• _ASSIGNMENT_
Where does the string "Dexametasona" occur in the entries below? Copy every line where it does.
----- DATA SUPPLIED
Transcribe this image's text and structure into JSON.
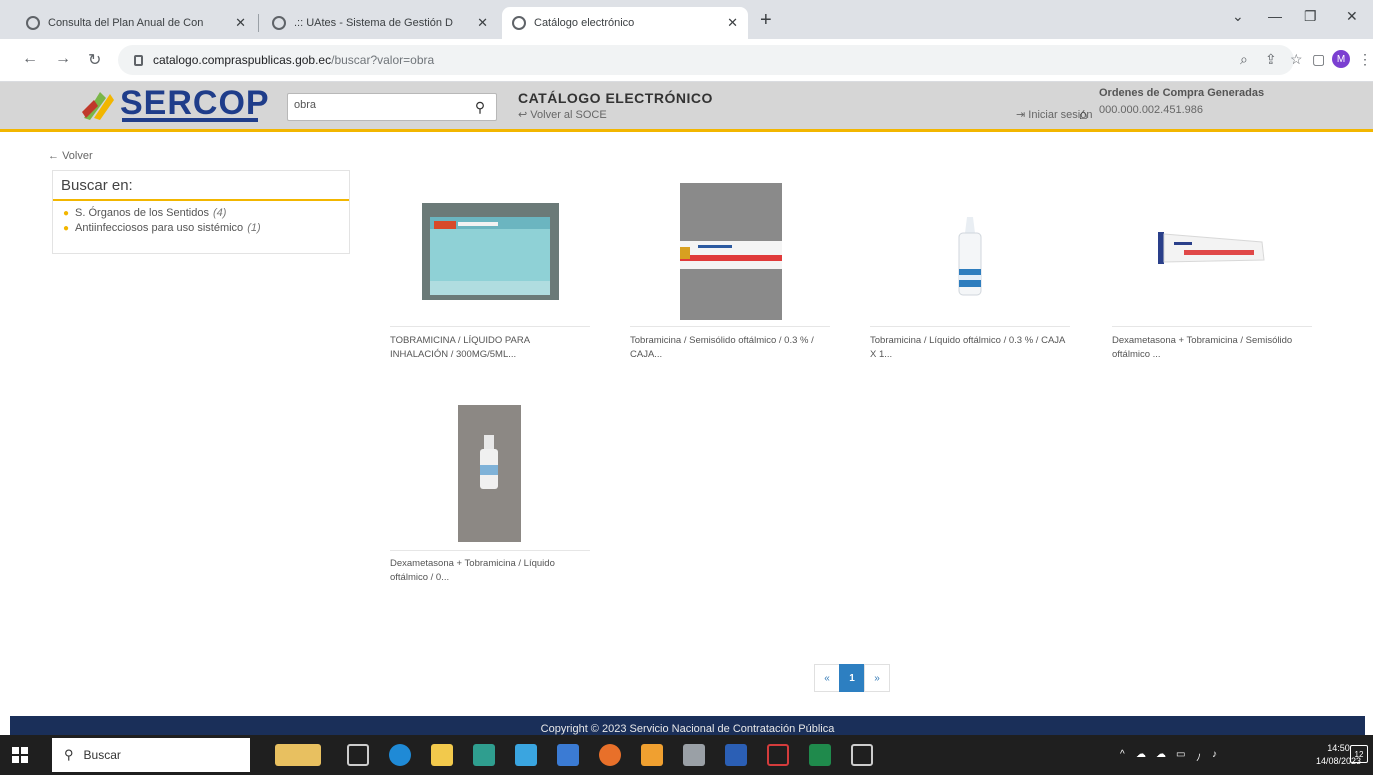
{
  "browser": {
    "tabs": [
      {
        "title": "Consulta del Plan Anual de Con",
        "active": false
      },
      {
        "title": ".:: UAtes - Sistema de Gestión D",
        "active": false
      },
      {
        "title": "Catálogo electrónico",
        "active": true
      }
    ],
    "new_tab": "+",
    "url_host": "catalogo.compraspublicas.gob.ec",
    "url_path": "/buscar?valor=obra",
    "profile_initial": "M"
  },
  "header": {
    "logo_text": "SERCOP",
    "search_value": "obra",
    "catalog_title": "CATÁLOGO ELECTRÓNICO",
    "back_to_soce": "Volver al SOCE",
    "login": "Iniciar sesión",
    "orders_label": "Ordenes de Compra Generadas",
    "orders_value": "000.000.002.451.986",
    "accent_color": "#f2b600",
    "brand_color": "#1f3d8a"
  },
  "content": {
    "back": "Volver",
    "filter_title": "Buscar en:",
    "filters": [
      {
        "label": "S. Órganos de los Sentidos",
        "count": "(4)"
      },
      {
        "label": "Antiinfecciosos para uso sistémico",
        "count": "(1)"
      }
    ],
    "products": [
      {
        "name": "TOBRAMICINA / LÍQUIDO PARA INHALACIÓN / 300MG/5ML..."
      },
      {
        "name": "Tobramicina / Semisólido oftálmico / 0.3 % / CAJA..."
      },
      {
        "name": "Tobramicina / Líquido oftálmico / 0.3 % / CAJA X 1..."
      },
      {
        "name": "Dexametasona + Tobramicina / Semisólido oftálmico ..."
      },
      {
        "name": "Dexametasona + Tobramicina / Líquido oftálmico / 0..."
      }
    ],
    "pager": {
      "prev": "«",
      "current": "1",
      "next": "»"
    }
  },
  "footer": {
    "text": "Copyright © 2023 Servicio Nacional de Contratación Pública"
  },
  "taskbar": {
    "search_placeholder": "Buscar",
    "time": "14:50",
    "date": "14/08/2023",
    "notifications": "12"
  }
}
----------
• _ANSWER SECTION_
        "name": "Dexametasona + Tobramicina / Semisólido oftálmico ..."
        "name": "Dexametasona + Tobramicina / Líquido oftálmico / 0..."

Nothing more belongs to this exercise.